Start of MATERIAL FOR THIS EXERCISE

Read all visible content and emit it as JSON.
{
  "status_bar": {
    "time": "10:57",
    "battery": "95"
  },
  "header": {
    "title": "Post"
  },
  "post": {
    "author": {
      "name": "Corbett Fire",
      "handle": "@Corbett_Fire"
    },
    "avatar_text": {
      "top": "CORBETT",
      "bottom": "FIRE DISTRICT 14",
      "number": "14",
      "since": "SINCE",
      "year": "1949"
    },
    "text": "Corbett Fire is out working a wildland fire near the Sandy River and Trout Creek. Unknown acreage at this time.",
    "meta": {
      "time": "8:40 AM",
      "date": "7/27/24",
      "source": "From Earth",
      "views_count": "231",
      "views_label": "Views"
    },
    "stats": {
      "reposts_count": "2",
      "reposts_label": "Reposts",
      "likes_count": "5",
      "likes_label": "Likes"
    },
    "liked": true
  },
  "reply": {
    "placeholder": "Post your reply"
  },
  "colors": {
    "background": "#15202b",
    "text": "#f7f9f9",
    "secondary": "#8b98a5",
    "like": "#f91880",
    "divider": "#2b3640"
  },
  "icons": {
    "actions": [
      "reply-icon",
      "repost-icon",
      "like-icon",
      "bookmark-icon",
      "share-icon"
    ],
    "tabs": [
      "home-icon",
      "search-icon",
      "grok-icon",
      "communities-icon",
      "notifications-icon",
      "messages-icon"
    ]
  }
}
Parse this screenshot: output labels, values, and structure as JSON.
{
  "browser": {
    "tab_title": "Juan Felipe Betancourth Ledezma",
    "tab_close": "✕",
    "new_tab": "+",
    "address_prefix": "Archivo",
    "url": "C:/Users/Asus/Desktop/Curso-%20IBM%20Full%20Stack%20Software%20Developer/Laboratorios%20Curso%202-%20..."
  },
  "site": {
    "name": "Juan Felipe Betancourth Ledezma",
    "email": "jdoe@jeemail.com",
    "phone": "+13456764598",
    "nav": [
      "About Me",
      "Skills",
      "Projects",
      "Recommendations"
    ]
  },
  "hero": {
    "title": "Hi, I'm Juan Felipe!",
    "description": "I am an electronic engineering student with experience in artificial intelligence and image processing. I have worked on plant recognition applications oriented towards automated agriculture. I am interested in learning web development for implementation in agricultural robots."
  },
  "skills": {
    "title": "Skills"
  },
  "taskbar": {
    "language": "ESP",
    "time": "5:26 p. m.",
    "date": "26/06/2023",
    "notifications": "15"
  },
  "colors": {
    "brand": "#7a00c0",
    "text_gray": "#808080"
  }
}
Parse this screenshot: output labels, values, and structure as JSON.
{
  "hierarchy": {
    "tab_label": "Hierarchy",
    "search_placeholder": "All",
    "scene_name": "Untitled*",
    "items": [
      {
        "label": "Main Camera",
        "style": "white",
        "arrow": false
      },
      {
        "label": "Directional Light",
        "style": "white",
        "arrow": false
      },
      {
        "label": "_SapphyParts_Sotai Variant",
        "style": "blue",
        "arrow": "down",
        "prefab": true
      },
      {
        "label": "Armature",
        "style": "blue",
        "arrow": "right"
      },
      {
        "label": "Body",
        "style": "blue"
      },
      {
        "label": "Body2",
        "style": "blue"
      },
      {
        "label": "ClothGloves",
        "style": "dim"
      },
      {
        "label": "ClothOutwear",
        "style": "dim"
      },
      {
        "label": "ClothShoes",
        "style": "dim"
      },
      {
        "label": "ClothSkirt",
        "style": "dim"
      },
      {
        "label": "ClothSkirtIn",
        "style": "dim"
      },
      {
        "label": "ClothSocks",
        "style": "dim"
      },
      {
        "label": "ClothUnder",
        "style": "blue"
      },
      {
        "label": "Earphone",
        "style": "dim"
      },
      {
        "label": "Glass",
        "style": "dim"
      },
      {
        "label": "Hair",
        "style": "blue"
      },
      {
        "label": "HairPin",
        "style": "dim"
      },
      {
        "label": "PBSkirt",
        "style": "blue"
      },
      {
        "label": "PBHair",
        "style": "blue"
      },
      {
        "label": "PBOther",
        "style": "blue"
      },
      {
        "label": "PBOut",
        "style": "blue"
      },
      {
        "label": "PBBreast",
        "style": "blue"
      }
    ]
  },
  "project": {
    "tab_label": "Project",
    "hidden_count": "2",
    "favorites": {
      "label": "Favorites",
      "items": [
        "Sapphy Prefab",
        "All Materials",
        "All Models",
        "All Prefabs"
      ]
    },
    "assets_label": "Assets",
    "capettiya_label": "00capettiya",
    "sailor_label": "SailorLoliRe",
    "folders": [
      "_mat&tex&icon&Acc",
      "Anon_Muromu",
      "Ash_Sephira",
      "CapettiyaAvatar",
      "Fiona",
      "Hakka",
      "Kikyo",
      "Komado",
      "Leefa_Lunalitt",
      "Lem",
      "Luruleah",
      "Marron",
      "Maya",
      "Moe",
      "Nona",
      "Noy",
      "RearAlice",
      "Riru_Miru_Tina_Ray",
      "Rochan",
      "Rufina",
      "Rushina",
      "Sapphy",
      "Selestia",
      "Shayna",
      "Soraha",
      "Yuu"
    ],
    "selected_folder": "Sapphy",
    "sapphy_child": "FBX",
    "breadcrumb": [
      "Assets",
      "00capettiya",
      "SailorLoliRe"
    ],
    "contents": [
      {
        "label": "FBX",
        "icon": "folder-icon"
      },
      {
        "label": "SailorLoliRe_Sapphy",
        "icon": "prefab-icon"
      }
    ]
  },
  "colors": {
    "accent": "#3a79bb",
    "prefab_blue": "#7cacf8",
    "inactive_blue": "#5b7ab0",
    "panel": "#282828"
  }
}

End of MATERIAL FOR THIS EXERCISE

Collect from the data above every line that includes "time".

    "time": "10:57",
    "text": "Corbett Fire is out working a wildland fire near the Sandy River and Trout Creek. Unknown acreage at this time.",
      "time": "8:40 AM",
    "time": "5:26 p. m.",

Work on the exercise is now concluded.